Pearlington still has tents, too (but it's not a tent city - they are in front of now unuseable houses). Some of those folks were left with houses that could be gutted and they have a shell to rebuilt from, others were not so lucky. Their houses are mostly still there, but are ruined. They were in 8 ft of water and had various and sundry items in many of them (vaults that floated up out of the cemetary, stray boats, cars, etc.) Insurance - well, same story as everywhere else. As of last weekend the Corps had only been thru once to pick up debris - it's still piled head high on the sides of the narrow roads. This is an area that was poor as dirt before - you can imagine what it's like now. Just wanted to lift this area up for attention as well as the others mentioned (it's across from Slidell, on this side of the river).
I'd like to thank you for running this story about my organization Midwest Help. It was a 6 month adventure that I will never forget. We received our final eviction notice and were told to leave the Biloxi Community Center or face the Biloxi Police Department. I know they have their reasons so I packed up and found a new warehouse. I'm no longer offering free medical services, computer classes, or individual distribution, but I am still receiving donations from all over the country. I use the food and water to support all the volunteer agencies that are in town. The rest I turn over to a local church that distributes the donations to the public. I'll stay there for 2 more months then I'll look at things and see if I'm still needed. Keep up to date by visiting our site at www.MidwestHelp.org

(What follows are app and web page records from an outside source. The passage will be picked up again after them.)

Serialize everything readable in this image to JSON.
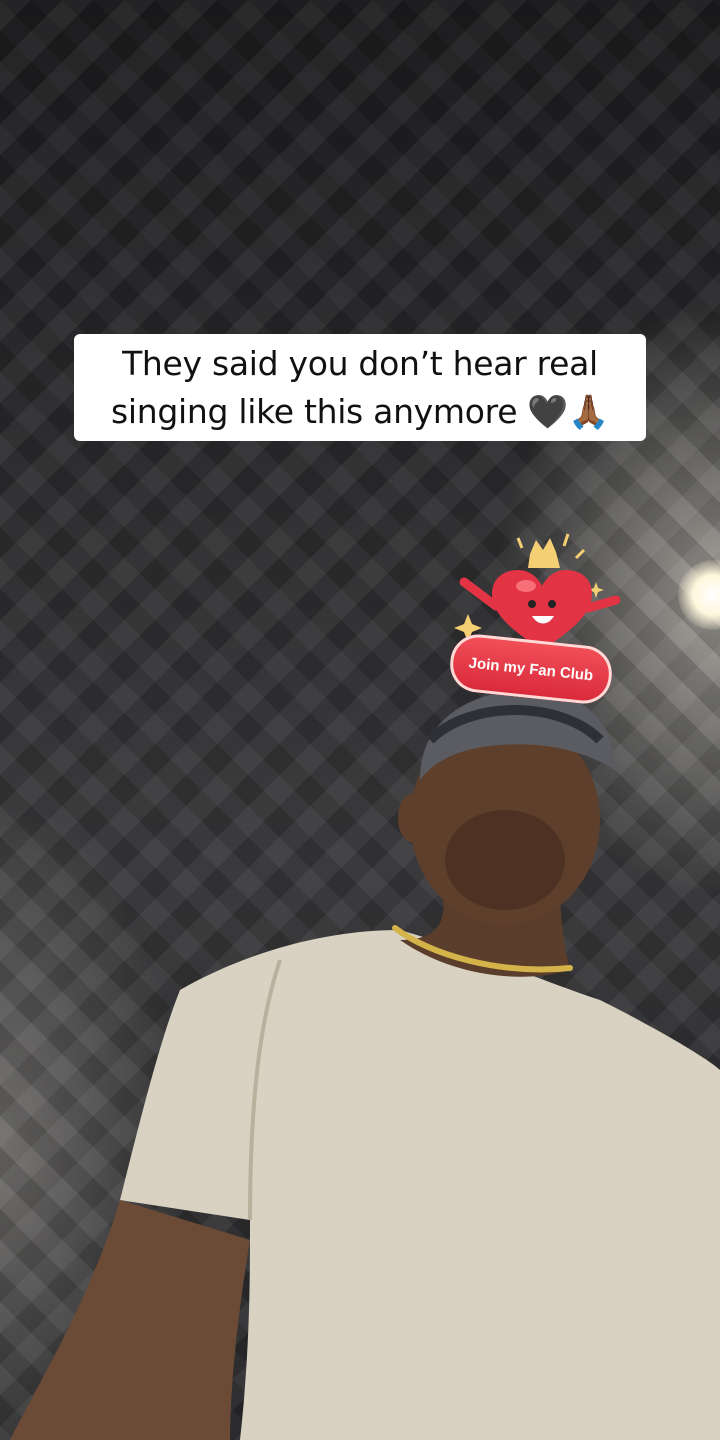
{
  "video": {
    "caption": "They said you don’t hear real singing like this anymore 🖤🙏🏾"
  },
  "sticker": {
    "label": "Join my Fan Club",
    "icon": "heart-mascot-icon",
    "accent": "#e33445"
  }
}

- David Romero
Thanks for the update, David. I wonder if you have time to post updates for us on things going on there that aren't making the mainstream from time to time? Or, if you know someone there who would be a good, straightforward blogger? I would happily provide special blog space in order to keep people here abreast of how we can help, and what we need to know about.